In case anyone’s wondering: fabric used: felt, regular sewing needle and thread (I didn’t grab embroidery thread this time, though it’s easier for kids to use because of its thickness).
You hear a lot about people going West in a Covered Wagon. You don’t really hear as much about them going West other ways. This book was a great example of another way. This family floated West on a house boat.
“A house boat?” you say. Yes, and there are dangers I didn’t think about connected with a house boat.
After reading this I decided it’d be fun to make our own house boat. Two fun and easy ways to do this would have been using a milk carton or juice boxes.
I thought of this pretty much 10:00 the night before, and I don’t have 10 boxes saved to use right now. I have a lot of egg cartons….. Not so useful for this.
For whatever reason my library has about 10 books by this author for Louisiana. They all have great voice and flair to them. They also have a very distinctive illustration style. It’s a variation of collage artwork, a sort of cut work that is very appealing, and lends itself easily to art projects.
We used two of her books for art projects: “Down in the Bayou,” and “Chef Creole,” both were different projects. Forgive the quality of the pictures, I forgot my camera at home, and we did this at a friend’s house.
For “Chef Creole” I gave them a bin of various pre-cut out shapes I made using various hole punches I have. If you don’t have hole punches, just go crazy before hand randomly cutting out things.

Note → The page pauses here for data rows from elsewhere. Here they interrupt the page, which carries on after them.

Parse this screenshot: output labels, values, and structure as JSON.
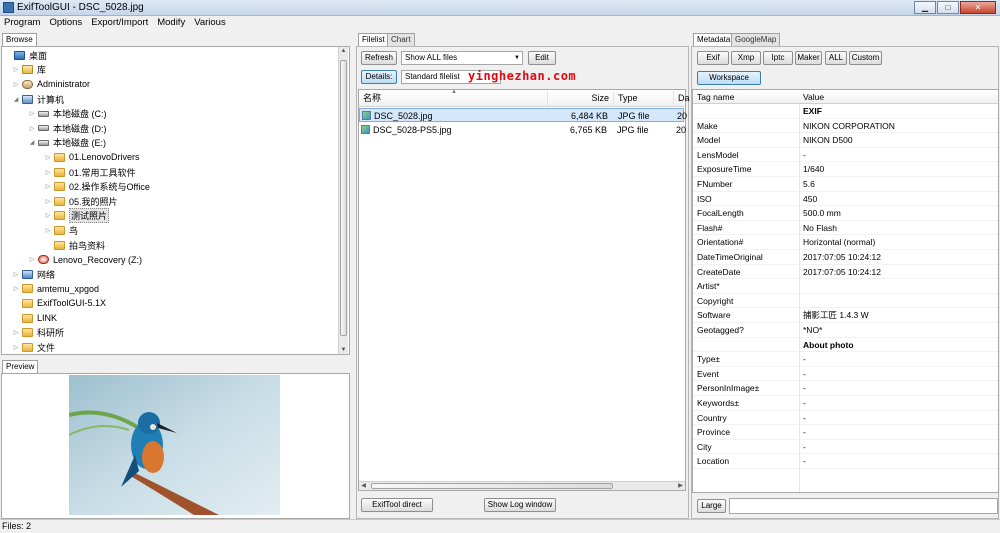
{
  "window": {
    "title": "ExifToolGUI - DSC_5028.jpg"
  },
  "menu": {
    "items": [
      "Program",
      "Options",
      "Export/Import",
      "Modify",
      "Various"
    ]
  },
  "browse": {
    "tab_label": "Browse",
    "tree": [
      {
        "label": "桌面",
        "icon": "desktop-icon",
        "expand": ""
      },
      {
        "label": "库",
        "icon": "library-folder-icon",
        "expand": "▷"
      },
      {
        "label": "Administrator",
        "icon": "user-folder-icon",
        "expand": "▷"
      },
      {
        "label": "计算机",
        "icon": "computer-icon",
        "expand": "◢"
      },
      {
        "label": "本地磁盘 (C:)",
        "icon": "system-drive-icon",
        "expand": "▷"
      },
      {
        "label": "本地磁盘 (D:)",
        "icon": "drive-icon",
        "expand": "▷"
      },
      {
        "label": "本地磁盘 (E:)",
        "icon": "drive-icon",
        "expand": "◢"
      },
      {
        "label": "01.LenovoDrivers",
        "icon": "folder-icon",
        "expand": "▷"
      },
      {
        "label": "01.常用工具软件",
        "icon": "folder-icon",
        "expand": "▷"
      },
      {
        "label": "02.操作系统与Office",
        "icon": "folder-icon",
        "expand": "▷"
      },
      {
        "label": "05.我的照片",
        "icon": "folder-icon",
        "expand": "▷"
      },
      {
        "label": "测试照片",
        "icon": "folder-icon",
        "expand": "▷",
        "selected": true
      },
      {
        "label": "鸟",
        "icon": "folder-icon",
        "expand": "▷"
      },
      {
        "label": "拍鸟资料",
        "icon": "folder-icon",
        "expand": ""
      },
      {
        "label": "Lenovo_Recovery (Z:)",
        "icon": "recovery-drive-icon",
        "expand": "▷"
      },
      {
        "label": "网络",
        "icon": "network-icon",
        "expand": "▷"
      },
      {
        "label": "amtemu_xpgod",
        "icon": "folder-icon",
        "expand": "▷"
      },
      {
        "label": "ExifToolGUI-5.1X",
        "icon": "folder-icon",
        "expand": ""
      },
      {
        "label": "LINK",
        "icon": "folder-icon",
        "expand": ""
      },
      {
        "label": "科研所",
        "icon": "folder-icon",
        "expand": "▷"
      },
      {
        "label": "文件",
        "icon": "folder-icon",
        "expand": "▷"
      }
    ]
  },
  "preview": {
    "tab_label": "Preview",
    "image_alt": "kingfisher-on-branch-photo"
  },
  "filelist": {
    "tabs": [
      "Filelist",
      "Chart"
    ],
    "refresh_label": "Refresh",
    "filter_value": "Show ALL files",
    "edit_label": "Edit",
    "details_label": "Details:",
    "view_value": "Standard filelist",
    "columns": [
      "名称",
      "Size",
      "Type",
      "Da"
    ],
    "files": [
      {
        "name": "DSC_5028.jpg",
        "size": "6,484 KB",
        "type": "JPG file",
        "date": "20",
        "selected": true
      },
      {
        "name": "DSC_5028-PS5.jpg",
        "size": "6,765 KB",
        "type": "JPG file",
        "date": "20",
        "selected": false
      }
    ],
    "exiftool_direct_label": "ExifTool direct",
    "show_log_label": "Show Log window"
  },
  "watermark": "yinghezhan.com",
  "metadata": {
    "tabs": [
      "Metadata",
      "GoogleMap"
    ],
    "buttons": [
      "Exif",
      "Xmp",
      "Iptc",
      "Maker",
      "ALL",
      "Custom"
    ],
    "workspace_label": "Workspace",
    "columns": [
      "Tag name",
      "Value"
    ],
    "rows": [
      {
        "name": "",
        "value": "EXIF",
        "group": true
      },
      {
        "name": "Make",
        "value": "NIKON CORPORATION"
      },
      {
        "name": "Model",
        "value": "NIKON D500"
      },
      {
        "name": "LensModel",
        "value": "-"
      },
      {
        "name": "ExposureTime",
        "value": "1/640"
      },
      {
        "name": "FNumber",
        "value": "5.6"
      },
      {
        "name": "ISO",
        "value": "450"
      },
      {
        "name": "FocalLength",
        "value": "500.0 mm"
      },
      {
        "name": "Flash#",
        "value": "No Flash"
      },
      {
        "name": "Orientation#",
        "value": "Horizontal (normal)"
      },
      {
        "name": "DateTimeOriginal",
        "value": "2017:07:05 10:24:12"
      },
      {
        "name": "CreateDate",
        "value": "2017:07:05 10:24:12"
      },
      {
        "name": "Artist*",
        "value": ""
      },
      {
        "name": "Copyright",
        "value": ""
      },
      {
        "name": "Software",
        "value": "捕影工匠 1.4.3 W"
      },
      {
        "name": "Geotagged?",
        "value": "*NO*"
      },
      {
        "name": "",
        "value": "About photo",
        "group": true
      },
      {
        "name": "Type±",
        "value": "-"
      },
      {
        "name": "Event",
        "value": "-"
      },
      {
        "name": "PersonInImage±",
        "value": "-"
      },
      {
        "name": "Keywords±",
        "value": "-"
      },
      {
        "name": "Country",
        "value": "-"
      },
      {
        "name": "Province",
        "value": "-"
      },
      {
        "name": "City",
        "value": "-"
      },
      {
        "name": "Location",
        "value": "-"
      }
    ],
    "large_label": "Large",
    "edit_value": ""
  },
  "status": {
    "text": "Files: 2"
  }
}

This was a big hit and I’m looking forward to trying it again with just my kids and letting them use the punches with A LOT of supervision (mainly because I don’t want them dropped on toes, OUCH!).
Project 2 was using “Down in Louisiana,” it’s a fun counting book, and I made a small booklet with about 5 pages and gave them a stack of pictures for the animals in it from clip art images.
Their instructions were to draw the background with markers and then glue on the pictures.
This wasn’t as popular, they just wanted to cut and glue. Either way I highly recommend these books, especially for the early elementary/preschool set. They were wildly popular with all of the kids, and mine haven’t let me return these to the library yet.
“Ol’ Bloo’s” is a fun retelling of “Bremen’s Town Musicians.” If you’re not familiar with the tale, it’s about 4 old animals who are about to be “put out to pasture,” and decide instead decide to take off into the wide world and become traveling musicians.
The kids thought it was hilarious, and they laughed throughout the whole book, especially when they got to make the noises of the animals.
After we read the story we watched Gershwin’s “Rhapsody in Blue” from Fantasia 2000 to get the idea of what blues music is like.
After watching it we talked about how the cartoon was drawn mostly in blue, and the style of drawings. Then I challenged them to draw a picture using many different shades of blue and media styles. It could be inspired by the cartoon or the book.
They had access to markers, crayons, colored pencils, and watercolor pencils. My kids only used the watercolor pencils, but the others tried different media.
End results: two inspired by the book with the animals, and two of soldiers……… I’ll leave you to draw your own conclusions of who drew the soldiers.